Server Fault is a question and answer site for system and network administrators. It's 100% free, no registration required.

Sign up
Here's how it works:
  1. Anybody can ask a question
  2. Anybody can answer
  3. The best answers are voted up and rise to the top

Puppet is eating up resources on my machine and unfortunately I have to run master alongside other process in a machine.

Now I am plan to stop puppet running as a daemon all the time and instead was thinking about running it:

  1. when the puppet controlled manifests change. My manifests are under revision control in git. Perhaps through a post receive hook.
  2. Run puppet once daily. If someone is to change the configs on the a machine this should replace. E.g. sshd_config should be pristine.

Has anyone ventured into such a strategy?
Can someone help?

share|improve this question

Yes, this has been done.

See: Puppet: Only allow changes during certain hours?

As far as the Git approach, you've probably seen this link.

share|improve this answer

You could add puppet to a cron job as normal (which allows you the option to only run it during working hours or more or less frequently than every half hour) but wrap it in a short script that checks whether the revision number of your source control has been incremented. If so, it fires off the puppet client, if not then there's no need for puppet (and all of the expensive hashing of files it does).

This would mean, however, that if you changed a file on a host puppet would not change it back until the next configuration change. You could avoid this problem by changing the logic of the wrapper script to also run a puppet client if it has been more than 24 hours since the last run.

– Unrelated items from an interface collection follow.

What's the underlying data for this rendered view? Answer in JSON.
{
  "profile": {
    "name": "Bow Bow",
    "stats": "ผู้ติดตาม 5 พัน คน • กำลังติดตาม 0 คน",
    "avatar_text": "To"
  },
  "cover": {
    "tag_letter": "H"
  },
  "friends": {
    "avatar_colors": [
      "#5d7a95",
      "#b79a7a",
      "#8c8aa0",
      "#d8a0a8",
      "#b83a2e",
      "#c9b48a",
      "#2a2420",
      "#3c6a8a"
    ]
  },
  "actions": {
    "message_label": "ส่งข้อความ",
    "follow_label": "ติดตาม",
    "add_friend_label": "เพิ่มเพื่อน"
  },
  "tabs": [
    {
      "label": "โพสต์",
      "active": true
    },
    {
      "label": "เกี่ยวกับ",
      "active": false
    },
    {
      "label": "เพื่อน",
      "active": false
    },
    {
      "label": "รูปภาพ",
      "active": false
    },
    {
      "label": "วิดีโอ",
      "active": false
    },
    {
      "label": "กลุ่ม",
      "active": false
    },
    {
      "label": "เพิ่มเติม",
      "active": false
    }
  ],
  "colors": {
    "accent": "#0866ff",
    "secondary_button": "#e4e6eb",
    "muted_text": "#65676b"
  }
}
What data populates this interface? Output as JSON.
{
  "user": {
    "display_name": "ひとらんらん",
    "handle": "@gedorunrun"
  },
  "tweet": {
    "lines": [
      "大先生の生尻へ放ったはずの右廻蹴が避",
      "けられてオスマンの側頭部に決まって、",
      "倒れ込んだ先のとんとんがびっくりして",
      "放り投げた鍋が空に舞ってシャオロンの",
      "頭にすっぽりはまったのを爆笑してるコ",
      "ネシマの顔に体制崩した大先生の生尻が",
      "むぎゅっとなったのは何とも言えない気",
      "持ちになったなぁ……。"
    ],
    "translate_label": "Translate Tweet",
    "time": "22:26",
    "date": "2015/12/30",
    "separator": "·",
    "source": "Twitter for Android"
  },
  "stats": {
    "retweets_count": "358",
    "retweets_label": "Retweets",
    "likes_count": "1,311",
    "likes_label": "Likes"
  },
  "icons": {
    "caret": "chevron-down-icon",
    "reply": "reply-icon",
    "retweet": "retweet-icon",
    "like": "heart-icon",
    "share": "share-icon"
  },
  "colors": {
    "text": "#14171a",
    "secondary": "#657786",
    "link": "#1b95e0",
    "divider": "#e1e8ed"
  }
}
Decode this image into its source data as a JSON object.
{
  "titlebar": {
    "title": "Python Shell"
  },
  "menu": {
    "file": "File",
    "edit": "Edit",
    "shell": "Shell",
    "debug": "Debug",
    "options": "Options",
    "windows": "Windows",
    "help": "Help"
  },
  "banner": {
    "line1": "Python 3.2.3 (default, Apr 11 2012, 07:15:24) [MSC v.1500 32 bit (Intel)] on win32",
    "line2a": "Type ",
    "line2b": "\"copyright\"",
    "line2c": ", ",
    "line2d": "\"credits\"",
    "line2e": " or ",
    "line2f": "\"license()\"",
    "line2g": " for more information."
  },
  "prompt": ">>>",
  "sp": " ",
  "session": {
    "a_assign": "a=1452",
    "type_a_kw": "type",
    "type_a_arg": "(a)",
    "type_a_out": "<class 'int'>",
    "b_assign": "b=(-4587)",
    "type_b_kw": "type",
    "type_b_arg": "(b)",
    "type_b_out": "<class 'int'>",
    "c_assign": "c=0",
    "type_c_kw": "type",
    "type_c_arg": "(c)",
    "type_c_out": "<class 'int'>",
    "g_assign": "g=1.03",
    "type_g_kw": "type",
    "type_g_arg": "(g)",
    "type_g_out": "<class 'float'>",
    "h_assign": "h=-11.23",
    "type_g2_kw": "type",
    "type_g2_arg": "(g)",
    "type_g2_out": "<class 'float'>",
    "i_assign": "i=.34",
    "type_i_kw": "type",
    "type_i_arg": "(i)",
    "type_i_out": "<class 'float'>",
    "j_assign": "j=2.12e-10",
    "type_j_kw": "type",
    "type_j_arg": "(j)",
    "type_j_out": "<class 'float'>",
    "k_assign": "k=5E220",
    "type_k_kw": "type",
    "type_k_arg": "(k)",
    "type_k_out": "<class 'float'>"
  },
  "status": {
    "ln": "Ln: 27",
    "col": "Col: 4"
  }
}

The "masterless" puppet idea (that ewwhite mentioned) removes the puppet master as being the bottleneck and replaces it with git being the bottleneck, which is vastly preferable in my opinion. Unless you make changes to git quicker than it can push those changes out to all the hosts, this bottleneck won't be a problem. You could arrange the "spokes" in a tree fashion if it ever did become a problem. That should scale to tens of thousands of hosts.

share|improve this answer

Your Answer


By posting your answer, you agree to the privacy policy and terms of service.

Not the answer you're looking for? Browse other questions tagged or ask your own question.